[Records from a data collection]
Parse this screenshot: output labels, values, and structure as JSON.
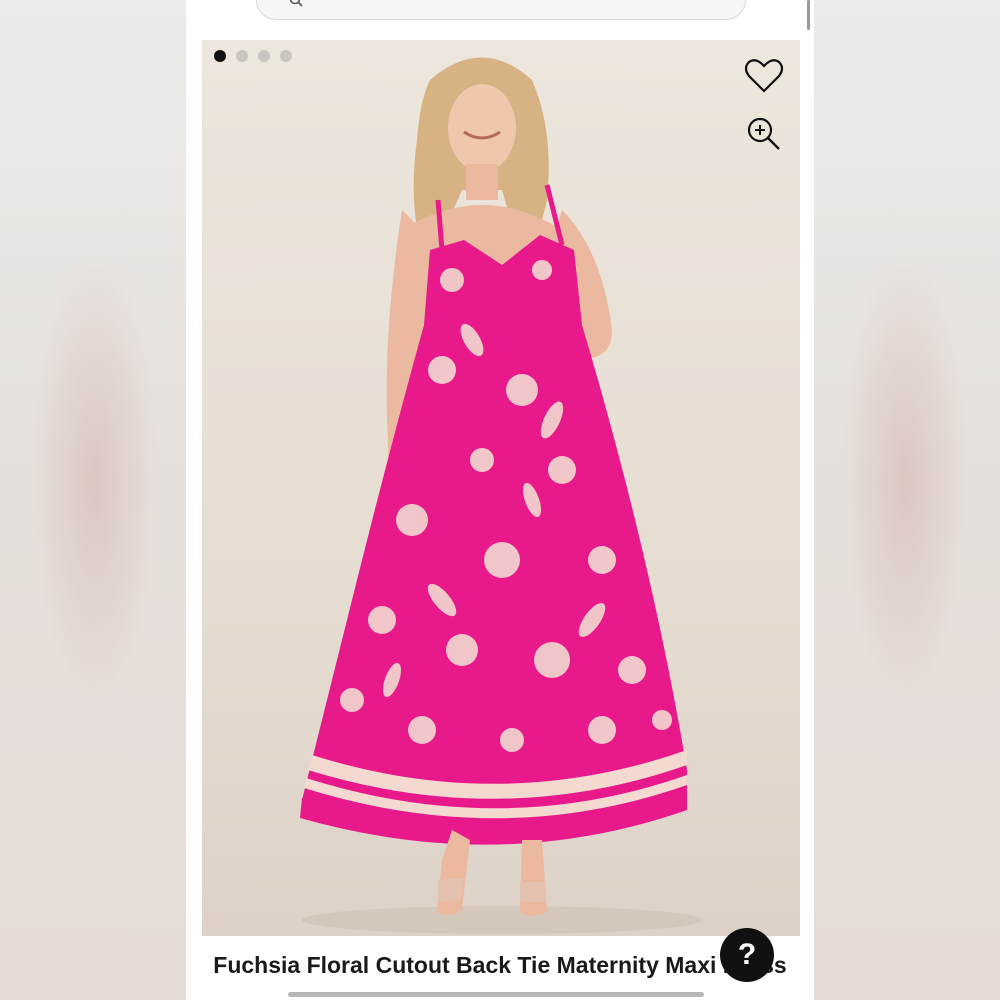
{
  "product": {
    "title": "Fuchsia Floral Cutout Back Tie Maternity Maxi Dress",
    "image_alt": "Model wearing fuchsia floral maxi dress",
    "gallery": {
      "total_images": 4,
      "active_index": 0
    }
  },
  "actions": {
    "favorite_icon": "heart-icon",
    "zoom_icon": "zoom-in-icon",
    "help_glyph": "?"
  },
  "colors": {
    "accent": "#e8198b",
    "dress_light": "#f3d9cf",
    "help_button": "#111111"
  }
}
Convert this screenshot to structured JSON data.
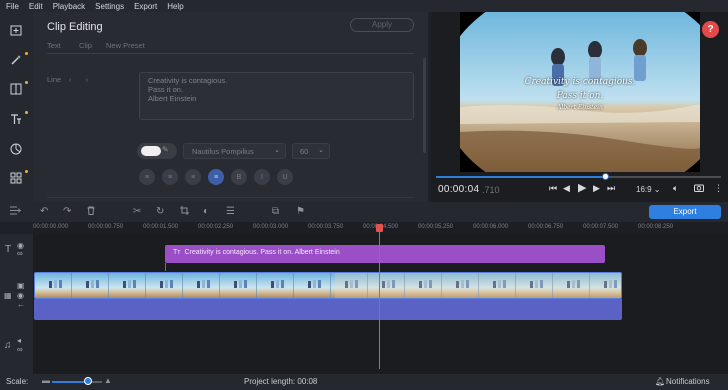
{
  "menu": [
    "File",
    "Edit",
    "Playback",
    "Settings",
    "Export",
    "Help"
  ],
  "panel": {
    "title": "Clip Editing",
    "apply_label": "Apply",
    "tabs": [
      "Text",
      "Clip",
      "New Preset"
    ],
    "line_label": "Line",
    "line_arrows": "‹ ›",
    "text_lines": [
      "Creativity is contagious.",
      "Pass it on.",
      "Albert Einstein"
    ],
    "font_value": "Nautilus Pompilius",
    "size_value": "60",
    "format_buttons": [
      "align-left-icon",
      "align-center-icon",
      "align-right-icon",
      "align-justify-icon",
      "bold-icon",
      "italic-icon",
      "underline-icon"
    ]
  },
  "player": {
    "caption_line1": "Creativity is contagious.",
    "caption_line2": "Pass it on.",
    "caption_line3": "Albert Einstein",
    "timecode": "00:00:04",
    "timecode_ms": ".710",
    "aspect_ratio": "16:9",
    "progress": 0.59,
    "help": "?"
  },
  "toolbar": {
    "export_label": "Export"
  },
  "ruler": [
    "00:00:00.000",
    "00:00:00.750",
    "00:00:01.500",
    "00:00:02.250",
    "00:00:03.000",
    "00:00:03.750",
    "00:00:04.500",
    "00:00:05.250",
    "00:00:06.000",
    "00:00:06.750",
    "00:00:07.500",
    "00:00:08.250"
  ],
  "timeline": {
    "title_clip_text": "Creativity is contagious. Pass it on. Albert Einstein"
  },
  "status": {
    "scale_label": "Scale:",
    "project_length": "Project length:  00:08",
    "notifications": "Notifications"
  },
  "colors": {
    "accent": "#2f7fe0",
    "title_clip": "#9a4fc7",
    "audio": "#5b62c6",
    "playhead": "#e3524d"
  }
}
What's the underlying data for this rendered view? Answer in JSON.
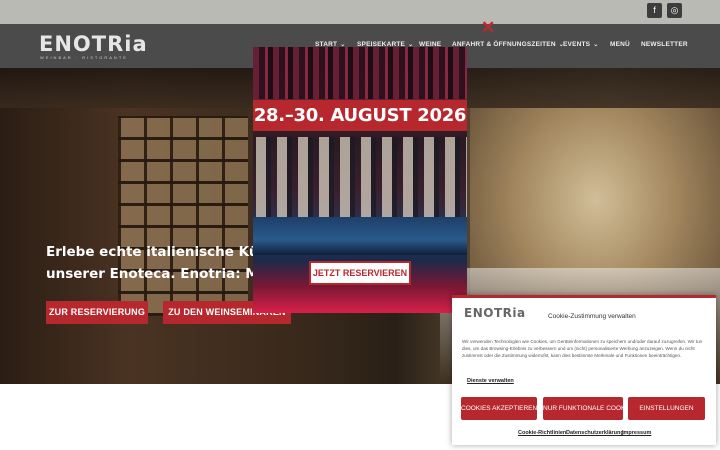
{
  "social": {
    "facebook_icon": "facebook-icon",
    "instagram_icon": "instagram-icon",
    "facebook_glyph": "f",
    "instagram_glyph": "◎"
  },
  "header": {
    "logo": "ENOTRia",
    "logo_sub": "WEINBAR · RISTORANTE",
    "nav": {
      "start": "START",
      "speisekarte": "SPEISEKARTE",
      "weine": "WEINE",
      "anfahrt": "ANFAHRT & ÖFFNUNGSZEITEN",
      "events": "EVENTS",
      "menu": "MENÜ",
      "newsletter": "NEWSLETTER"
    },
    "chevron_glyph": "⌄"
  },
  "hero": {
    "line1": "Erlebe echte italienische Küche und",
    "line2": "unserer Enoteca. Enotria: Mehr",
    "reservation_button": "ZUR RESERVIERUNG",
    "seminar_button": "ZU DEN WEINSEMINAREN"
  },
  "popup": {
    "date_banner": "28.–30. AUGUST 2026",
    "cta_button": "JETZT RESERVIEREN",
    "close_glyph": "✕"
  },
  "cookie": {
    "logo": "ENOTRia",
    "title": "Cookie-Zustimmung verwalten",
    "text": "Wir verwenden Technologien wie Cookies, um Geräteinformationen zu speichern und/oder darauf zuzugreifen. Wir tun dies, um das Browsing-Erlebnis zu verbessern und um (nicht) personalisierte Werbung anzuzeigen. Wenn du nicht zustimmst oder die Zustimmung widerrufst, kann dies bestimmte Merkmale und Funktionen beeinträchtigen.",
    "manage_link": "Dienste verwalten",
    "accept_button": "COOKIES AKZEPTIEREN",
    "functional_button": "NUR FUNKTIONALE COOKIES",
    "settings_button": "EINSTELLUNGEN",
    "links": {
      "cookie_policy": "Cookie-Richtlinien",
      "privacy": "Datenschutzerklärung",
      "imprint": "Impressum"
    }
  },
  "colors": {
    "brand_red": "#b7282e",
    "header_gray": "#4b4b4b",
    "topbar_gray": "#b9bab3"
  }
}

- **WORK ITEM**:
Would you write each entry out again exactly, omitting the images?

- **ANSWER TO THIS PROBLEM**:
Parse this screenshot: output labels, values, and structure as JSON.
{
  "product": {
    "title": "Fuchsia Floral Cutout Back Tie Maternity Maxi Dress",
    "image_alt": "Model wearing fuchsia floral maxi dress",
    "gallery": {
      "total_images": 4,
      "active_index": 0
    }
  },
  "actions": {
    "favorite_icon": "heart-icon",
    "zoom_icon": "zoom-in-icon",
    "help_glyph": "?"
  },
  "colors": {
    "accent": "#e8198b",
    "dress_light": "#f3d9cf",
    "help_button": "#111111"
  }
}
Convert this screenshot to structured JSON data.
{
  "menu": [
    "File",
    "Edit",
    "Playback",
    "Settings",
    "Export",
    "Help"
  ],
  "panel": {
    "title": "Clip Editing",
    "apply_label": "Apply",
    "tabs": [
      "Text",
      "Clip",
      "New Preset"
    ],
    "line_label": "Line",
    "line_arrows": "‹ ›",
    "text_lines": [
      "Creativity is contagious.",
      "Pass it on.",
      "Albert Einstein"
    ],
    "font_value": "Nautilus Pompilius",
    "size_value": "60",
    "format_buttons": [
      "align-left-icon",
      "align-center-icon",
      "align-right-icon",
      "align-justify-icon",
      "bold-icon",
      "italic-icon",
      "underline-icon"
    ]
  },
  "player": {
    "caption_line1": "Creativity is contagious.",
    "caption_line2": "Pass it on.",
    "caption_line3": "Albert Einstein",
    "timecode": "00:00:04",
    "timecode_ms": ".710",
    "aspect_ratio": "16:9",
    "progress": 0.59,
    "help": "?"
  },
  "toolbar": {
    "export_label": "Export"
  },
  "ruler": [
    "00:00:00.000",
    "00:00:00.750",
    "00:00:01.500",
    "00:00:02.250",
    "00:00:03.000",
    "00:00:03.750",
    "00:00:04.500",
    "00:00:05.250",
    "00:00:06.000",
    "00:00:06.750",
    "00:00:07.500",
    "00:00:08.250"
  ],
  "timeline": {
    "title_clip_text": "Creativity is contagious. Pass it on. Albert Einstein"
  },
  "status": {
    "scale_label": "Scale:",
    "project_length": "Project length:  00:08",
    "notifications": "Notifications"
  },
  "colors": {
    "accent": "#2f7fe0",
    "title_clip": "#9a4fc7",
    "audio": "#5b62c6",
    "playhead": "#e3524d"
  }
}
What's the underlying data for this rendered view? Answer in JSON.
{
  "social": {
    "facebook_icon": "facebook-icon",
    "instagram_icon": "instagram-icon",
    "facebook_glyph": "f",
    "instagram_glyph": "◎"
  },
  "header": {
    "logo": "ENOTRia",
    "logo_sub": "WEINBAR · RISTORANTE",
    "nav": {
      "start": "START",
      "speisekarte": "SPEISEKARTE",
      "weine": "WEINE",
      "anfahrt": "ANFAHRT & ÖFFNUNGSZEITEN",
      "events": "EVENTS",
      "menu": "MENÜ",
      "newsletter": "NEWSLETTER"
    },
    "chevron_glyph": "⌄"
  },
  "hero": {
    "line1": "Erlebe echte italienische Küche und",
    "line2": "unserer Enoteca. Enotria: Mehr",
    "reservation_button": "ZUR RESERVIERUNG",
    "seminar_button": "ZU DEN WEINSEMINAREN"
  },
  "popup": {
    "date_banner": "28.–30. AUGUST 2026",
    "cta_button": "JETZT RESERVIEREN",
    "close_glyph": "✕"
  },
  "cookie": {
    "logo": "ENOTRia",
    "title": "Cookie-Zustimmung verwalten",
    "text": "Wir verwenden Technologien wie Cookies, um Geräteinformationen zu speichern und/oder darauf zuzugreifen. Wir tun dies, um das Browsing-Erlebnis zu verbessern und um (nicht) personalisierte Werbung anzuzeigen. Wenn du nicht zustimmst oder die Zustimmung widerrufst, kann dies bestimmte Merkmale und Funktionen beeinträchtigen.",
    "manage_link": "Dienste verwalten",
    "accept_button": "COOKIES AKZEPTIEREN",
    "functional_button": "NUR FUNKTIONALE COOKIES",
    "settings_button": "EINSTELLUNGEN",
    "links": {
      "cookie_policy": "Cookie-Richtlinien",
      "privacy": "Datenschutzerklärung",
      "imprint": "Impressum"
    }
  },
  "colors": {
    "brand_red": "#b7282e",
    "header_gray": "#4b4b4b",
    "topbar_gray": "#b9bab3"
  }
}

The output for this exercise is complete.